Task goal:
Each line of the data that includes "JSON" must be copied.

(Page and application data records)

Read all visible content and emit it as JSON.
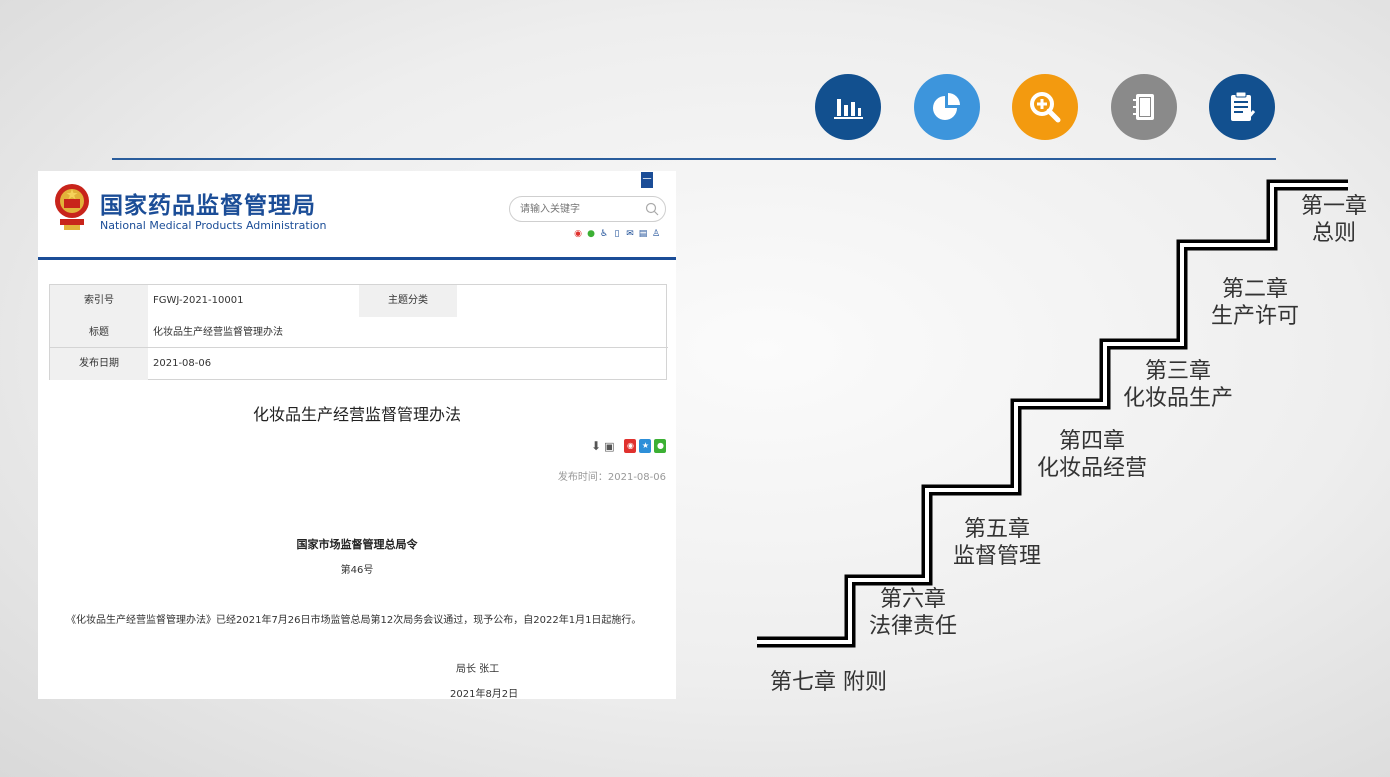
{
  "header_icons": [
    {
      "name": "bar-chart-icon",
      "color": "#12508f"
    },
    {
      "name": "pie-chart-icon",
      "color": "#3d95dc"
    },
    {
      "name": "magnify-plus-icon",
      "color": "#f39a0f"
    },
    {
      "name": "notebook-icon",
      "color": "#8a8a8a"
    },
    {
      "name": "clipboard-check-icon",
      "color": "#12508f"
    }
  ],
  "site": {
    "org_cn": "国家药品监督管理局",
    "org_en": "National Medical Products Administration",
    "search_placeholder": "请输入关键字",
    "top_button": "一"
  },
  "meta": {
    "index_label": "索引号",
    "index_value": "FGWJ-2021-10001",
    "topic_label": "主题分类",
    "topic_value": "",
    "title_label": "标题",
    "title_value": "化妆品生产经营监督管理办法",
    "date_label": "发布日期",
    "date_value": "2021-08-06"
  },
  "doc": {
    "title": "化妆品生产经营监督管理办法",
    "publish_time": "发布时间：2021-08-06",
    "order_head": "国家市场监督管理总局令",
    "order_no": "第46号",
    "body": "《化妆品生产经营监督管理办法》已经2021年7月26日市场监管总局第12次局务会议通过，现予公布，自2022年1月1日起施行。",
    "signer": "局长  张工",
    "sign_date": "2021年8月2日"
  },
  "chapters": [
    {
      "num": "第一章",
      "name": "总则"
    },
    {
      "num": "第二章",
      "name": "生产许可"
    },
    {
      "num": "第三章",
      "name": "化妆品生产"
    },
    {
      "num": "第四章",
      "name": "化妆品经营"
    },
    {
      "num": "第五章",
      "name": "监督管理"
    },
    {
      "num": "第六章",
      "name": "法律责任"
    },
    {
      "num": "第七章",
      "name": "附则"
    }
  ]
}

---

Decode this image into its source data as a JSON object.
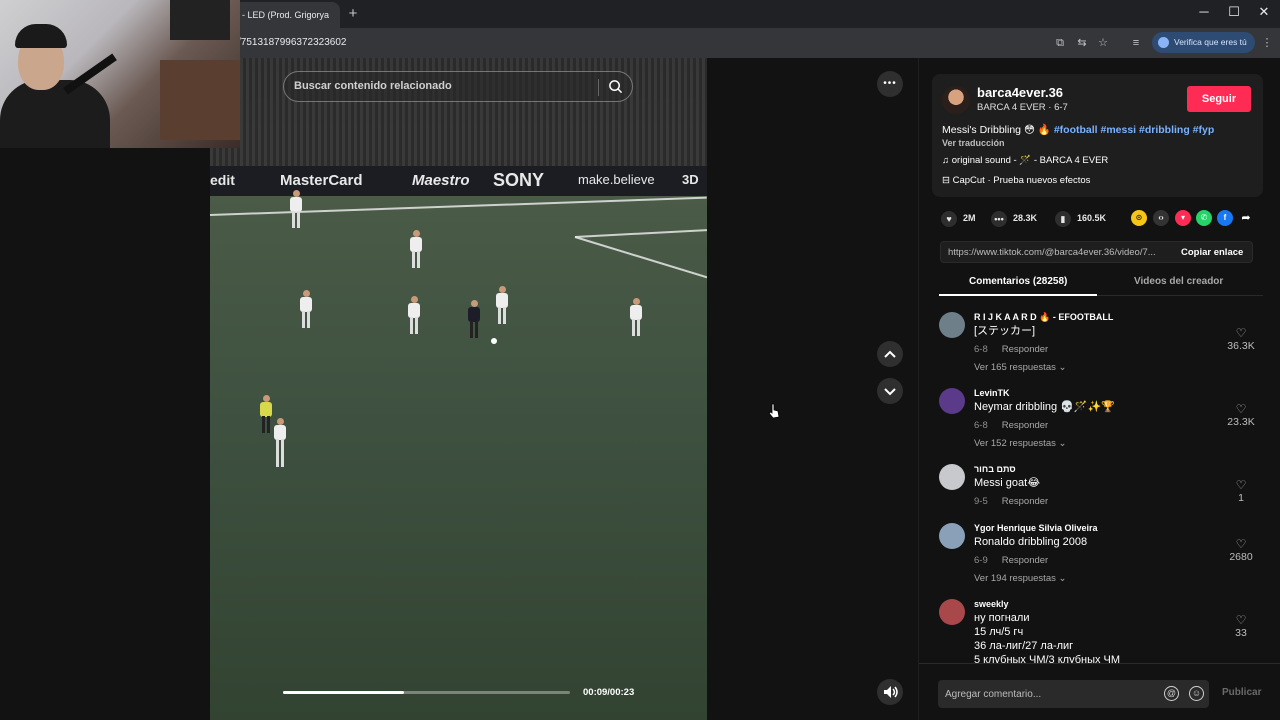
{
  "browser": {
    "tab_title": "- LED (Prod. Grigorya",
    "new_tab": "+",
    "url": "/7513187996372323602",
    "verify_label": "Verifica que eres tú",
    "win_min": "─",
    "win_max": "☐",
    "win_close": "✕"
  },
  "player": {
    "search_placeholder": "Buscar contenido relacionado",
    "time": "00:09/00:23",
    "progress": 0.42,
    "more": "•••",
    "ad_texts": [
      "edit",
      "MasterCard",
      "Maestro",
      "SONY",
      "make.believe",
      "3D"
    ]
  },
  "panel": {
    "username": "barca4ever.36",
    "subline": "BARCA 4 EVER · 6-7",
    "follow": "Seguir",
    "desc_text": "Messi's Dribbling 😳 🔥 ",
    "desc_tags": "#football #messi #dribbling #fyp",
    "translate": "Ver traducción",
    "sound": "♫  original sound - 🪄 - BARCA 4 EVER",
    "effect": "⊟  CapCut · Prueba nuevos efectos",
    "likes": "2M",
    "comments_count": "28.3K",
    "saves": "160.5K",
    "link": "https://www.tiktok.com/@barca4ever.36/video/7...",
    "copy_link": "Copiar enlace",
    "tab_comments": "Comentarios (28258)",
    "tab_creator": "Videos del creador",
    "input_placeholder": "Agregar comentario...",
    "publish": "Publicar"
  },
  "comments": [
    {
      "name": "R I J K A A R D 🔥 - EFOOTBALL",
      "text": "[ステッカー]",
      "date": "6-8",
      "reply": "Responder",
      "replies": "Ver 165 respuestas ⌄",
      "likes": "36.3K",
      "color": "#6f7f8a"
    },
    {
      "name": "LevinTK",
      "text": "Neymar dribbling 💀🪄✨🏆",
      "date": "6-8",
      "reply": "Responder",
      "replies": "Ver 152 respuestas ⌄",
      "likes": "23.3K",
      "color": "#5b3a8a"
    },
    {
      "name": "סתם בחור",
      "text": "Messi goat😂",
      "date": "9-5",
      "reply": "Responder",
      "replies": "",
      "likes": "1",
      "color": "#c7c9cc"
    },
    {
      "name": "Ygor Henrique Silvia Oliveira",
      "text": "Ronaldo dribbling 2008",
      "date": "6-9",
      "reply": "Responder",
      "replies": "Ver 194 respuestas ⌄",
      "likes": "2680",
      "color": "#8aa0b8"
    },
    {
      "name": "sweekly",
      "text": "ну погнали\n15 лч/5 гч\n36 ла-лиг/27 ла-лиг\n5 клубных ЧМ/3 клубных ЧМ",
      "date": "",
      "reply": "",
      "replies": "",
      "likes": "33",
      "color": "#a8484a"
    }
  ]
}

Output:
Read all visible content and emit it as JSON.
Decode this image into its source data as a JSON object.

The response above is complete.